» **Material provided**:
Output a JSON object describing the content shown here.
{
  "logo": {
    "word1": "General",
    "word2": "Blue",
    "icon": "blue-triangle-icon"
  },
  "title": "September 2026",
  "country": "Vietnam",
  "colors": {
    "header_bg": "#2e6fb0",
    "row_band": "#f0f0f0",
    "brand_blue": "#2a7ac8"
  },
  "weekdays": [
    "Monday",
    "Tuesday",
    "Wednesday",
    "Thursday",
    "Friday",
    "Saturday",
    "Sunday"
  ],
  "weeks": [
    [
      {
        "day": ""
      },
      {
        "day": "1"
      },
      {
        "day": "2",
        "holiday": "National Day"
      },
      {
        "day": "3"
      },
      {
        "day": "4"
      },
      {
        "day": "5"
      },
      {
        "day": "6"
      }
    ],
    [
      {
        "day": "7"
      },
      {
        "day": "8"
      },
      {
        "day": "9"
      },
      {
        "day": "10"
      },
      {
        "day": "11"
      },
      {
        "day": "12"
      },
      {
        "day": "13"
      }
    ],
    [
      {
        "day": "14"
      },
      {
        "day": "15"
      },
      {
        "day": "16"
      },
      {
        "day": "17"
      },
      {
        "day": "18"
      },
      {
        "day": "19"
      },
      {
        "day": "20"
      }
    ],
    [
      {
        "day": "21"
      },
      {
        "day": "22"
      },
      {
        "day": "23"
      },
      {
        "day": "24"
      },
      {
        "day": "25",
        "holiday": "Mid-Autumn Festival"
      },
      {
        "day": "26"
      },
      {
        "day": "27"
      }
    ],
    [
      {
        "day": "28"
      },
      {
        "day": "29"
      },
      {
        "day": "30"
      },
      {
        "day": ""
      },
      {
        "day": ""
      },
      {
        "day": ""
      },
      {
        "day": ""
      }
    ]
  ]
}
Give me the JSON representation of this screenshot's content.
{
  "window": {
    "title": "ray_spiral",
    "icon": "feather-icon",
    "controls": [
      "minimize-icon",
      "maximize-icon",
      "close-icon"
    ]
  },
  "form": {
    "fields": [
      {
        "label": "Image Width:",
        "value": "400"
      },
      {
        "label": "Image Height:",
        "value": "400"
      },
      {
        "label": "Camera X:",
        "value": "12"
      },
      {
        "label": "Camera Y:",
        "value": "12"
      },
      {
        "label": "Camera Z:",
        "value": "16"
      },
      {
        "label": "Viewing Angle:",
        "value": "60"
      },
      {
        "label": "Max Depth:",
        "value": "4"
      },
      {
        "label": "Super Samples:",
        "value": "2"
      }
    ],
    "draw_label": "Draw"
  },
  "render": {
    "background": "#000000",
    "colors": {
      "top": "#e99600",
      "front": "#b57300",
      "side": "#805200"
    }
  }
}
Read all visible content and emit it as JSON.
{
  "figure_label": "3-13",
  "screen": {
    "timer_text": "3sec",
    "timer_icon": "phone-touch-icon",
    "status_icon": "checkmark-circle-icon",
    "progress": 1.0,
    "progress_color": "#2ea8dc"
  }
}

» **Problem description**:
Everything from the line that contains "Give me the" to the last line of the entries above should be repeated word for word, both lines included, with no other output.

» **Answer to the problem**:
Give me the JSON representation of this screenshot's content.
{
  "window": {
    "title": "ray_spiral",
    "icon": "feather-icon",
    "controls": [
      "minimize-icon",
      "maximize-icon",
      "close-icon"
    ]
  },
  "form": {
    "fields": [
      {
        "label": "Image Width:",
        "value": "400"
      },
      {
        "label": "Image Height:",
        "value": "400"
      },
      {
        "label": "Camera X:",
        "value": "12"
      },
      {
        "label": "Camera Y:",
        "value": "12"
      },
      {
        "label": "Camera Z:",
        "value": "16"
      },
      {
        "label": "Viewing Angle:",
        "value": "60"
      },
      {
        "label": "Max Depth:",
        "value": "4"
      },
      {
        "label": "Super Samples:",
        "value": "2"
      }
    ],
    "draw_label": "Draw"
  },
  "render": {
    "background": "#000000",
    "colors": {
      "top": "#e99600",
      "front": "#b57300",
      "side": "#805200"
    }
  }
}
Read all visible content and emit it as JSON.
{
  "figure_label": "3-13",
  "screen": {
    "timer_text": "3sec",
    "timer_icon": "phone-touch-icon",
    "status_icon": "checkmark-circle-icon",
    "progress": 1.0,
    "progress_color": "#2ea8dc"
  }
}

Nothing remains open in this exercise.